_Material provided_

----------------

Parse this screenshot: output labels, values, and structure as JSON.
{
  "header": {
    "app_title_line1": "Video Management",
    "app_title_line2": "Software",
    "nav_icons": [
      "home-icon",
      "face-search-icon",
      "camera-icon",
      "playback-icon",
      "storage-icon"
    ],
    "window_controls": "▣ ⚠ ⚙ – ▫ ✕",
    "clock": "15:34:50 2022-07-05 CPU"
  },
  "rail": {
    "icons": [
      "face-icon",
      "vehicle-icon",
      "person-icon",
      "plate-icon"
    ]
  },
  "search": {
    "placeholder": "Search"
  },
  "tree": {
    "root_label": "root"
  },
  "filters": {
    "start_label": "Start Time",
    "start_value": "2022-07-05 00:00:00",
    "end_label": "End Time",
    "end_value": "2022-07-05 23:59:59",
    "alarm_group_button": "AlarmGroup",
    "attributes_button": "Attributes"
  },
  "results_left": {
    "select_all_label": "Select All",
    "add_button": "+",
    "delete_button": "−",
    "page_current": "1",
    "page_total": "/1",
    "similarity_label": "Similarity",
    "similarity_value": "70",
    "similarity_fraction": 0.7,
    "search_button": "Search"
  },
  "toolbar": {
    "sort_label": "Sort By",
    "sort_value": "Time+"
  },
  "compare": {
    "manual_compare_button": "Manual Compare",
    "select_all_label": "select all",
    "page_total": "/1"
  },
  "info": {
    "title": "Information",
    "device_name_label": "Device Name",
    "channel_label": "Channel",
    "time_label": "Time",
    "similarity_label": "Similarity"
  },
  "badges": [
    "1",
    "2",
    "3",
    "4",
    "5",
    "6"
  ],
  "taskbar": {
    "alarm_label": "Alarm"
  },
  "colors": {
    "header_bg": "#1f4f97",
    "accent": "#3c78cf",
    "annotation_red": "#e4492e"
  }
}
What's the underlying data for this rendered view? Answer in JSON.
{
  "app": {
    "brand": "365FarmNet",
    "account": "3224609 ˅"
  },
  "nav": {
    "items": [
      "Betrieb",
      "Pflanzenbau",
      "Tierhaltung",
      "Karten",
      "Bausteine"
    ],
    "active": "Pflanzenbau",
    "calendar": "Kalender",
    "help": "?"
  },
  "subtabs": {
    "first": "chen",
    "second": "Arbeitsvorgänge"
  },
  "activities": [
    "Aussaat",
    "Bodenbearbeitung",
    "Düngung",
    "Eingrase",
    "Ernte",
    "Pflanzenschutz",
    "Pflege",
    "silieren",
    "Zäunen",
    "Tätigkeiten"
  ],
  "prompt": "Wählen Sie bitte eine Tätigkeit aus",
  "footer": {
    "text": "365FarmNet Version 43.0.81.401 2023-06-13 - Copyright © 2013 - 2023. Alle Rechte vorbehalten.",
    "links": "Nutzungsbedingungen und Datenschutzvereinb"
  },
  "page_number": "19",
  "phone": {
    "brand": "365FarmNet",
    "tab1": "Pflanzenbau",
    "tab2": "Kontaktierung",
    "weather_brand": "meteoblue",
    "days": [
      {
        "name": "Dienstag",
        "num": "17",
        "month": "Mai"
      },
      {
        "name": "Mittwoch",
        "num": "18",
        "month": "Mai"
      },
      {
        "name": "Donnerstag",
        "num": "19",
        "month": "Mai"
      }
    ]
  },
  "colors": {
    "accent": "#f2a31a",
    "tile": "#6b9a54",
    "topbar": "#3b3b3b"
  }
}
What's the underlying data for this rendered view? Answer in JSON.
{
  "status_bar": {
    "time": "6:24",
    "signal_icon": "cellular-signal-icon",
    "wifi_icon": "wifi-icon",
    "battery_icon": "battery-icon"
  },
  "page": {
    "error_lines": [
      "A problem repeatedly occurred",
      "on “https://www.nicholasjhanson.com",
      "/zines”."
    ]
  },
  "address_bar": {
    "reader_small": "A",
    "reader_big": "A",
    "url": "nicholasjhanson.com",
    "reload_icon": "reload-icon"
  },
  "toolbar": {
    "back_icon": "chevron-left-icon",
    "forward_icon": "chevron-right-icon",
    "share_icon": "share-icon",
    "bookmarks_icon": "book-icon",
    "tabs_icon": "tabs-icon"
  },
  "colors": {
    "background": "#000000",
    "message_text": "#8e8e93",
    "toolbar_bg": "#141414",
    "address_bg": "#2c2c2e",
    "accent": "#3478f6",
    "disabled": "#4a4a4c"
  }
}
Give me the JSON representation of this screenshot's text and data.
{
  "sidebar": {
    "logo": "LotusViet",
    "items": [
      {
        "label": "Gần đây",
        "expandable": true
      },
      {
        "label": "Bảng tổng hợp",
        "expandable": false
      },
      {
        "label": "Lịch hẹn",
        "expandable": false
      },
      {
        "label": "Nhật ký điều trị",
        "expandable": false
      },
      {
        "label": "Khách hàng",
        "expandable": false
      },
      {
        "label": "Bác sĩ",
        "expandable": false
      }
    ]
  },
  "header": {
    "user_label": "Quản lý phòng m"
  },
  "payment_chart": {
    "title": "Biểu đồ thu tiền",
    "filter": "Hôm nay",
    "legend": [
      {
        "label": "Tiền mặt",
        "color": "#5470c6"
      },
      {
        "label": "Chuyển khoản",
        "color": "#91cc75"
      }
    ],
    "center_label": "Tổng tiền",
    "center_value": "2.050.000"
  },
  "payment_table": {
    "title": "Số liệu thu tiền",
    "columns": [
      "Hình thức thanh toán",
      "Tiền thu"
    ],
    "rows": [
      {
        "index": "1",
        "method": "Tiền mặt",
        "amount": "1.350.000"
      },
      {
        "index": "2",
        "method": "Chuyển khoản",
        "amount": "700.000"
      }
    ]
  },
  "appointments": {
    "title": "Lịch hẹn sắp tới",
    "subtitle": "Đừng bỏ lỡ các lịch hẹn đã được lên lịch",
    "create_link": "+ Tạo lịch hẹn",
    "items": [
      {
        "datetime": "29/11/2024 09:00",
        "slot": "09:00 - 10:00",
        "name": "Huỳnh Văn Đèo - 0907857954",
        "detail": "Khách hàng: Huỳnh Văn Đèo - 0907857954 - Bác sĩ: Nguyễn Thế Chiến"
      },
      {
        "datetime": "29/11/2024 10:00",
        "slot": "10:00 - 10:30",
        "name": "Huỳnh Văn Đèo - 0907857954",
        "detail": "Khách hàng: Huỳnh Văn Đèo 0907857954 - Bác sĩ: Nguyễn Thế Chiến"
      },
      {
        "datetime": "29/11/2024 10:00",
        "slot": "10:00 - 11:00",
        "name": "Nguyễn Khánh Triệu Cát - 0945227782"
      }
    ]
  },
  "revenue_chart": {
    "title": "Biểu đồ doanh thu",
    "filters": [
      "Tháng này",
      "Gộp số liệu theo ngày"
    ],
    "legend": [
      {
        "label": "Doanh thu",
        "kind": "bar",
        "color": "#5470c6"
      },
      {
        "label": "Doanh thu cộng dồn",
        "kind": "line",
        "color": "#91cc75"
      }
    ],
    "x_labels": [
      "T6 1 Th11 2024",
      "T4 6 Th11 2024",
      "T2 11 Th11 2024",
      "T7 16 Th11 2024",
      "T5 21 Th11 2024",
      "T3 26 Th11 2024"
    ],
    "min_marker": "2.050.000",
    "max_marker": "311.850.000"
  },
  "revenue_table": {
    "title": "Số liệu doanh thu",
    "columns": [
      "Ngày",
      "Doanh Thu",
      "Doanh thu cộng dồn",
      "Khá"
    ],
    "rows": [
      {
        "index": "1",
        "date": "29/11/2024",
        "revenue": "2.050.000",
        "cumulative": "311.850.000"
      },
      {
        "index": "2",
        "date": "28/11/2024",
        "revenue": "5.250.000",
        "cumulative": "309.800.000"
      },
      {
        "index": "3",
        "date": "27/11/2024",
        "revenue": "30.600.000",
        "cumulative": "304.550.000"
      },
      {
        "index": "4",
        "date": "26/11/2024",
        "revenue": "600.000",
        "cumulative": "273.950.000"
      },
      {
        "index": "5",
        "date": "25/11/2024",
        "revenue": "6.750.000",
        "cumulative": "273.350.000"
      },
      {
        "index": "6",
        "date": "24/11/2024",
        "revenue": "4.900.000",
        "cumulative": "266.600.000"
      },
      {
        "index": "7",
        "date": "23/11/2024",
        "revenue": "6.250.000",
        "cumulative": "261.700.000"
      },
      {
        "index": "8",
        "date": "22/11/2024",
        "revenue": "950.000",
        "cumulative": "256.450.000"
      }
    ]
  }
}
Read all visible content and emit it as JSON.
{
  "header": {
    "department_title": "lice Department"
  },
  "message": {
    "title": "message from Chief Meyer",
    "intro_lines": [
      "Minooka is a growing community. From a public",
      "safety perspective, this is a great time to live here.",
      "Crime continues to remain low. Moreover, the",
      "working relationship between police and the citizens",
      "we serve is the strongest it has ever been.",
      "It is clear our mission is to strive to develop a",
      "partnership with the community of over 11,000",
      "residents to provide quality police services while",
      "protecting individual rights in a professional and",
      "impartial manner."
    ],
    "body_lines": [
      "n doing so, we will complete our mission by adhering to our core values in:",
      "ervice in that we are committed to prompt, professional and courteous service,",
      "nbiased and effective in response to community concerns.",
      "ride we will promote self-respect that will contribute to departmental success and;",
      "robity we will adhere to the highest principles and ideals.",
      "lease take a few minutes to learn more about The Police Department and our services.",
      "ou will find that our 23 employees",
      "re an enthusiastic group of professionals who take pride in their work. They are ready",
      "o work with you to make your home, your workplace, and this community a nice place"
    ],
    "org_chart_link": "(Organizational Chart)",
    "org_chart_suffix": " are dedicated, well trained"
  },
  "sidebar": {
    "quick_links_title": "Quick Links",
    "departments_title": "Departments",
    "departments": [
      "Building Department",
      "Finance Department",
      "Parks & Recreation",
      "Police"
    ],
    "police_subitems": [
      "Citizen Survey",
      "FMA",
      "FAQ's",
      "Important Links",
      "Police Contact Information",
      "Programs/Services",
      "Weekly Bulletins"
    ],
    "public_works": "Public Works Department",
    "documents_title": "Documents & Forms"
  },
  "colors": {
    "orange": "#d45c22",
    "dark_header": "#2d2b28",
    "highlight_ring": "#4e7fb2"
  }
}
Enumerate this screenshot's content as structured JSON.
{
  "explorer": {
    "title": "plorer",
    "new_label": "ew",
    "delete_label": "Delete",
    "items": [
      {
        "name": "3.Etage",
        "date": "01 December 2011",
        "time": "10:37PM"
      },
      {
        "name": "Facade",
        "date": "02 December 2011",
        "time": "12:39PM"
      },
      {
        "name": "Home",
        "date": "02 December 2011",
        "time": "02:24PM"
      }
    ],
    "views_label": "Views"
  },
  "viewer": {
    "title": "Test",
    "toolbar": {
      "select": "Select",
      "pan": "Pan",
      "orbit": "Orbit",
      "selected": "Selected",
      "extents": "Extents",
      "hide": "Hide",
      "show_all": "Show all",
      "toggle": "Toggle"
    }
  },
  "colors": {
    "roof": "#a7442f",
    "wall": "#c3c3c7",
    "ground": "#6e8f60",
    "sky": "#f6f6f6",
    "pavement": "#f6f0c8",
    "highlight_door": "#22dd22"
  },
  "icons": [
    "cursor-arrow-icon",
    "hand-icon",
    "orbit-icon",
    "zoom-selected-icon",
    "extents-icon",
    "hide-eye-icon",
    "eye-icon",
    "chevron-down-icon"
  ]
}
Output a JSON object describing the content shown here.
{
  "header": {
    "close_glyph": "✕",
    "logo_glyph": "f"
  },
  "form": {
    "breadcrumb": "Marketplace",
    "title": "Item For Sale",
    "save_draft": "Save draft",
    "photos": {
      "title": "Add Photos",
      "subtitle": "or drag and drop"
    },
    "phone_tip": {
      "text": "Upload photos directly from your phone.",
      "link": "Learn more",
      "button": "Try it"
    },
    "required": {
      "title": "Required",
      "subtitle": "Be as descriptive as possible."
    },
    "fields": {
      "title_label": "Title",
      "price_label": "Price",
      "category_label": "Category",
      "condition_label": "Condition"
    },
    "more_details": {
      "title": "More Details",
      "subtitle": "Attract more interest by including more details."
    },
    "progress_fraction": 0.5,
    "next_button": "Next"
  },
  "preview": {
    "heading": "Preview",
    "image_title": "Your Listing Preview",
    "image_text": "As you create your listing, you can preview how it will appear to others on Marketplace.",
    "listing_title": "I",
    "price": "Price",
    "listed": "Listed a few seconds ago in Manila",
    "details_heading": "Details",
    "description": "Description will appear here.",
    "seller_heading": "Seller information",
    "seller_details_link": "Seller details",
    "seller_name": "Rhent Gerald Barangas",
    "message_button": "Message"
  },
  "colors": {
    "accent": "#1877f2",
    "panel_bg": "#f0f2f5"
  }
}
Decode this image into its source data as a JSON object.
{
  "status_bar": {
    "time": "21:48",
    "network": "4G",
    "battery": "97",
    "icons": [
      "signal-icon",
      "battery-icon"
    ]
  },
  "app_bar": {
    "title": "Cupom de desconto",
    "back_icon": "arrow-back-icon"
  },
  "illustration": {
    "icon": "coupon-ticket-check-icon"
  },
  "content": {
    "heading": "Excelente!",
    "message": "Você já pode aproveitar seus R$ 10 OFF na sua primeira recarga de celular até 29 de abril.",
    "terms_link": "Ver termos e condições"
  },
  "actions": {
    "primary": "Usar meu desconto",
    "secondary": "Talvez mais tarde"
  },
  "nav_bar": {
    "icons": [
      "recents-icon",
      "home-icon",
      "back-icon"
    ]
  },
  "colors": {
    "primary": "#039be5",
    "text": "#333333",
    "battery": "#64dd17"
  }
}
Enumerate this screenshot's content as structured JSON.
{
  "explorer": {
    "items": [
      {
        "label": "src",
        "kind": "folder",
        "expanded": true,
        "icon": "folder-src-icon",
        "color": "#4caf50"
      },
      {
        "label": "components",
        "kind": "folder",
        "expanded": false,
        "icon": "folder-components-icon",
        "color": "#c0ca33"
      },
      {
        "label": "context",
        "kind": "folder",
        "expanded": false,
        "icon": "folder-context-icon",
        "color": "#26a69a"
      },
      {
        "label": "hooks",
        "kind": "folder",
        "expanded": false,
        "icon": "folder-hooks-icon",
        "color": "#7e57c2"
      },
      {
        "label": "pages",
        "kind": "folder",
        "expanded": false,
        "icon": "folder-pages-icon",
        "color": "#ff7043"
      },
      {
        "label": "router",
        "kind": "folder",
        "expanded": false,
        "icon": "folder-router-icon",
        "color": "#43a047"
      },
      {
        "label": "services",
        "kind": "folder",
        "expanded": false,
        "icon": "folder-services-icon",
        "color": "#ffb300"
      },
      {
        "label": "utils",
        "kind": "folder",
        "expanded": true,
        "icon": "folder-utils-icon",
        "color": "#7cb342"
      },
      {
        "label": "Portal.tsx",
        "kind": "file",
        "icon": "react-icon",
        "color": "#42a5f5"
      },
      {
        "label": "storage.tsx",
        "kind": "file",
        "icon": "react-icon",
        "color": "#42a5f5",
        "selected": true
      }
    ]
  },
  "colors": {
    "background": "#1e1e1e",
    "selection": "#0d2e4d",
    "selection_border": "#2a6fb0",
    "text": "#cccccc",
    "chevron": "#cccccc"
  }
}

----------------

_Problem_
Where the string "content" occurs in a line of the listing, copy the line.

_Exercise result_
Read all visible content and emit it as JSON.
Enumerate this screenshot's content as structured JSON.
Output a JSON object describing the content shown here.
  "content": {
Enumerate this screenshot's content as structured JSON.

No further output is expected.